The week in Florida politics began with Florida Gov. Rick Scott delivering the first punch.
He announced Florida officials had filed a lawsuit against Homeland Security for obstructing access to federal citizenship databases to support the state's voter registration purge of illegal immigrants. The backlash ensued on the national stage with a countersuit from the feds and a clobbering from "The Daily Show."
The stance of Scott, a tea party-supported candidate for his staunch illegal immigration campaign rhetoric, morphed throughout the week into Scott giving a pass to immigrant farm workers, calling the e-Verify system "foolish." Gov. Scott also passed responsibility for immigration reform, and enforcement, from the state back to the federal government.
Here's how the week went down:
Monday, June 11: Florida sues the feds
The Daily Caller reported that Florida officials filed a lawsuit to force the Department of Homeland Security (DHS) to comply with a federal law that requires federal assistance to verify eligible voters. The report notes that Florida officials estimated that up to 180,000 ineligible voters maybe be on its registered voter rolls.
Tuesday, June 12: Feds sue Florida; "The Daily Show" rips Gov. Scott
Gov. Scott appeared on CNN to defend the purge, yet stated that Florida election officials had identified only 100 or so illegal voters. Lying in wait, Attorney General Eric Holder then revealed the feds had filed a lawsuit against Florida during a Senate hearing appearance.
Tuesday evening, Jon Stewart lampooned Gov. Scott, his Florida voter registration purge and Florida's election law changes on "The Daily Show."
Wednesday, June 13: Scott defers immigration reform laws to the federal government
The following day, Scott defended the voter registration purge and justified its legal costs to a Florida CPA conference in Tampa. Moreover, The Ledger reported Scott reversed his gubernatorial campaign promise at a Florida Citrus Industry conference luncheon to support a proposed Florida law to require Social Security number verification through the free e-Verify federal database, tea party notwithstanding.
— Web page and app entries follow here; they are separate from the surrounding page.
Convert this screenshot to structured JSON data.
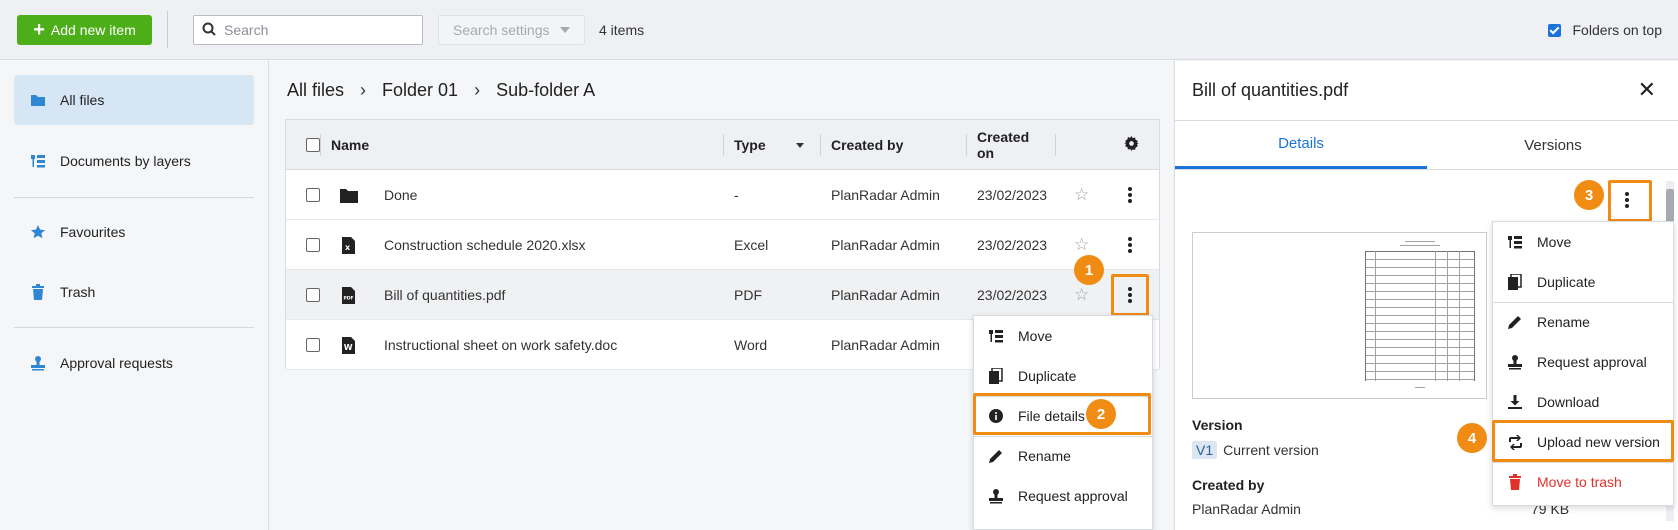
{
  "topbar": {
    "add_label": "Add new item",
    "search_placeholder": "Search",
    "search_settings_label": "Search settings",
    "items_count": "4 items",
    "folders_on_top_label": "Folders on top"
  },
  "sidebar": {
    "items": [
      {
        "label": "All files",
        "icon": "folder-icon"
      },
      {
        "label": "Documents by layers",
        "icon": "layers-icon"
      },
      {
        "label": "Favourites",
        "icon": "star-icon"
      },
      {
        "label": "Trash",
        "icon": "trash-icon"
      },
      {
        "label": "Approval requests",
        "icon": "stamp-icon"
      }
    ]
  },
  "breadcrumb": [
    "All files",
    "Folder 01",
    "Sub-folder A"
  ],
  "table": {
    "headers": {
      "name": "Name",
      "type": "Type",
      "created_by": "Created by",
      "created_on": "Created on"
    },
    "rows": [
      {
        "name": "Done",
        "type": "-",
        "created_by": "PlanRadar Admin",
        "created_on": "23/02/2023",
        "icon": "folder-icon"
      },
      {
        "name": "Construction schedule 2020.xlsx",
        "type": "Excel",
        "created_by": "PlanRadar Admin",
        "created_on": "23/02/2023",
        "icon": "excel-file-icon"
      },
      {
        "name": "Bill of quantities.pdf",
        "type": "PDF",
        "created_by": "PlanRadar Admin",
        "created_on": "23/02/2023",
        "icon": "pdf-file-icon"
      },
      {
        "name": "Instructional sheet on work safety.doc",
        "type": "Word",
        "created_by": "PlanRadar Admin",
        "created_on": "",
        "icon": "word-file-icon"
      }
    ]
  },
  "row_menu": {
    "items": [
      "Move",
      "Duplicate",
      "File details",
      "Rename",
      "Request approval"
    ]
  },
  "panel": {
    "title": "Bill of quantities.pdf",
    "tabs": [
      "Details",
      "Versions"
    ],
    "version_label": "Version",
    "version_badge": "V1",
    "version_value": "Current version",
    "created_by_label": "Created by",
    "created_by_value": "PlanRadar Admin",
    "size": "79 KB"
  },
  "panel_menu": {
    "items": [
      "Move",
      "Duplicate",
      "Rename",
      "Request approval",
      "Download",
      "Upload new version",
      "Move to trash"
    ]
  },
  "steps": [
    "1",
    "2",
    "3",
    "4"
  ],
  "colors": {
    "accent": "#1a73d9",
    "highlight": "#f08c14",
    "add_button": "#4cae19",
    "danger": "#e0312b"
  }
}
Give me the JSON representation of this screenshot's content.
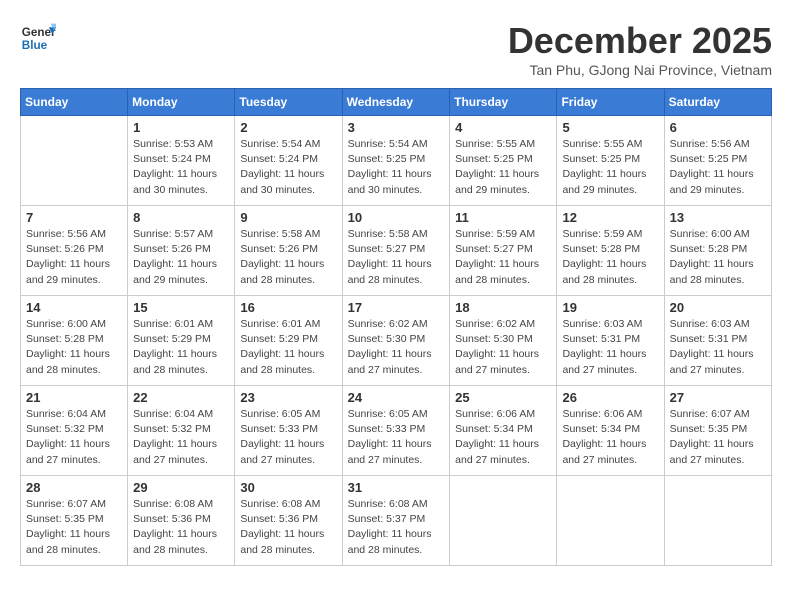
{
  "header": {
    "logo_line1": "General",
    "logo_line2": "Blue",
    "month_title": "December 2025",
    "location": "Tan Phu, GJong Nai Province, Vietnam"
  },
  "days_of_week": [
    "Sunday",
    "Monday",
    "Tuesday",
    "Wednesday",
    "Thursday",
    "Friday",
    "Saturday"
  ],
  "weeks": [
    [
      {
        "num": "",
        "sunrise": "",
        "sunset": "",
        "daylight": "",
        "empty": true
      },
      {
        "num": "1",
        "sunrise": "Sunrise: 5:53 AM",
        "sunset": "Sunset: 5:24 PM",
        "daylight": "Daylight: 11 hours and 30 minutes."
      },
      {
        "num": "2",
        "sunrise": "Sunrise: 5:54 AM",
        "sunset": "Sunset: 5:24 PM",
        "daylight": "Daylight: 11 hours and 30 minutes."
      },
      {
        "num": "3",
        "sunrise": "Sunrise: 5:54 AM",
        "sunset": "Sunset: 5:25 PM",
        "daylight": "Daylight: 11 hours and 30 minutes."
      },
      {
        "num": "4",
        "sunrise": "Sunrise: 5:55 AM",
        "sunset": "Sunset: 5:25 PM",
        "daylight": "Daylight: 11 hours and 29 minutes."
      },
      {
        "num": "5",
        "sunrise": "Sunrise: 5:55 AM",
        "sunset": "Sunset: 5:25 PM",
        "daylight": "Daylight: 11 hours and 29 minutes."
      },
      {
        "num": "6",
        "sunrise": "Sunrise: 5:56 AM",
        "sunset": "Sunset: 5:25 PM",
        "daylight": "Daylight: 11 hours and 29 minutes."
      }
    ],
    [
      {
        "num": "7",
        "sunrise": "Sunrise: 5:56 AM",
        "sunset": "Sunset: 5:26 PM",
        "daylight": "Daylight: 11 hours and 29 minutes."
      },
      {
        "num": "8",
        "sunrise": "Sunrise: 5:57 AM",
        "sunset": "Sunset: 5:26 PM",
        "daylight": "Daylight: 11 hours and 29 minutes."
      },
      {
        "num": "9",
        "sunrise": "Sunrise: 5:58 AM",
        "sunset": "Sunset: 5:26 PM",
        "daylight": "Daylight: 11 hours and 28 minutes."
      },
      {
        "num": "10",
        "sunrise": "Sunrise: 5:58 AM",
        "sunset": "Sunset: 5:27 PM",
        "daylight": "Daylight: 11 hours and 28 minutes."
      },
      {
        "num": "11",
        "sunrise": "Sunrise: 5:59 AM",
        "sunset": "Sunset: 5:27 PM",
        "daylight": "Daylight: 11 hours and 28 minutes."
      },
      {
        "num": "12",
        "sunrise": "Sunrise: 5:59 AM",
        "sunset": "Sunset: 5:28 PM",
        "daylight": "Daylight: 11 hours and 28 minutes."
      },
      {
        "num": "13",
        "sunrise": "Sunrise: 6:00 AM",
        "sunset": "Sunset: 5:28 PM",
        "daylight": "Daylight: 11 hours and 28 minutes."
      }
    ],
    [
      {
        "num": "14",
        "sunrise": "Sunrise: 6:00 AM",
        "sunset": "Sunset: 5:28 PM",
        "daylight": "Daylight: 11 hours and 28 minutes."
      },
      {
        "num": "15",
        "sunrise": "Sunrise: 6:01 AM",
        "sunset": "Sunset: 5:29 PM",
        "daylight": "Daylight: 11 hours and 28 minutes."
      },
      {
        "num": "16",
        "sunrise": "Sunrise: 6:01 AM",
        "sunset": "Sunset: 5:29 PM",
        "daylight": "Daylight: 11 hours and 28 minutes."
      },
      {
        "num": "17",
        "sunrise": "Sunrise: 6:02 AM",
        "sunset": "Sunset: 5:30 PM",
        "daylight": "Daylight: 11 hours and 27 minutes."
      },
      {
        "num": "18",
        "sunrise": "Sunrise: 6:02 AM",
        "sunset": "Sunset: 5:30 PM",
        "daylight": "Daylight: 11 hours and 27 minutes."
      },
      {
        "num": "19",
        "sunrise": "Sunrise: 6:03 AM",
        "sunset": "Sunset: 5:31 PM",
        "daylight": "Daylight: 11 hours and 27 minutes."
      },
      {
        "num": "20",
        "sunrise": "Sunrise: 6:03 AM",
        "sunset": "Sunset: 5:31 PM",
        "daylight": "Daylight: 11 hours and 27 minutes."
      }
    ],
    [
      {
        "num": "21",
        "sunrise": "Sunrise: 6:04 AM",
        "sunset": "Sunset: 5:32 PM",
        "daylight": "Daylight: 11 hours and 27 minutes."
      },
      {
        "num": "22",
        "sunrise": "Sunrise: 6:04 AM",
        "sunset": "Sunset: 5:32 PM",
        "daylight": "Daylight: 11 hours and 27 minutes."
      },
      {
        "num": "23",
        "sunrise": "Sunrise: 6:05 AM",
        "sunset": "Sunset: 5:33 PM",
        "daylight": "Daylight: 11 hours and 27 minutes."
      },
      {
        "num": "24",
        "sunrise": "Sunrise: 6:05 AM",
        "sunset": "Sunset: 5:33 PM",
        "daylight": "Daylight: 11 hours and 27 minutes."
      },
      {
        "num": "25",
        "sunrise": "Sunrise: 6:06 AM",
        "sunset": "Sunset: 5:34 PM",
        "daylight": "Daylight: 11 hours and 27 minutes."
      },
      {
        "num": "26",
        "sunrise": "Sunrise: 6:06 AM",
        "sunset": "Sunset: 5:34 PM",
        "daylight": "Daylight: 11 hours and 27 minutes."
      },
      {
        "num": "27",
        "sunrise": "Sunrise: 6:07 AM",
        "sunset": "Sunset: 5:35 PM",
        "daylight": "Daylight: 11 hours and 27 minutes."
      }
    ],
    [
      {
        "num": "28",
        "sunrise": "Sunrise: 6:07 AM",
        "sunset": "Sunset: 5:35 PM",
        "daylight": "Daylight: 11 hours and 28 minutes."
      },
      {
        "num": "29",
        "sunrise": "Sunrise: 6:08 AM",
        "sunset": "Sunset: 5:36 PM",
        "daylight": "Daylight: 11 hours and 28 minutes."
      },
      {
        "num": "30",
        "sunrise": "Sunrise: 6:08 AM",
        "sunset": "Sunset: 5:36 PM",
        "daylight": "Daylight: 11 hours and 28 minutes."
      },
      {
        "num": "31",
        "sunrise": "Sunrise: 6:08 AM",
        "sunset": "Sunset: 5:37 PM",
        "daylight": "Daylight: 11 hours and 28 minutes."
      },
      {
        "num": "",
        "sunrise": "",
        "sunset": "",
        "daylight": "",
        "empty": true
      },
      {
        "num": "",
        "sunrise": "",
        "sunset": "",
        "daylight": "",
        "empty": true
      },
      {
        "num": "",
        "sunrise": "",
        "sunset": "",
        "daylight": "",
        "empty": true
      }
    ]
  ]
}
The Marco Eagle reported Scott's executive order that requires state agencies to use the free e-Verify system remains in effect.
Not to be left out, Florida's U.S. Sen. Marco Rubio, a Republican, stumbled through a Bloomberg interview in which he defended the Florida voter registration purge. Rubio, a leading GOP veep contender, supported the "no illegal voters" policy, but sidestepped endorsement of the implementation tactics used by Gov. Scott, according to the Tampa Bay Times.
Thursday, June 14: Scott reveals he was declared an ineligible voter in 2006
In a radio interview, Scott acknowledged that he was required to submit a provisional vote, according to WFTV News, when his local precinct informed him that he was deceased.
Friday, June 15: Obama says U.S. should stop deporting young illegal immigrants
Republicans deplored President Barack Obama's executive order to stop deportation of young illegal immigrants, according to the Sun-Sentinel. In a released statement, Florida U.S. Rep. Allen West, a Republican, loathed the move in light of the feds' stance on Florida's voter purge.
Meanwhile, South Florida's immigrant community's response was euphoric. Sen. Marco Rubio, in an unusual departure from the GOP stance, welcomed Obama's deportation leniency measure according to The Hill.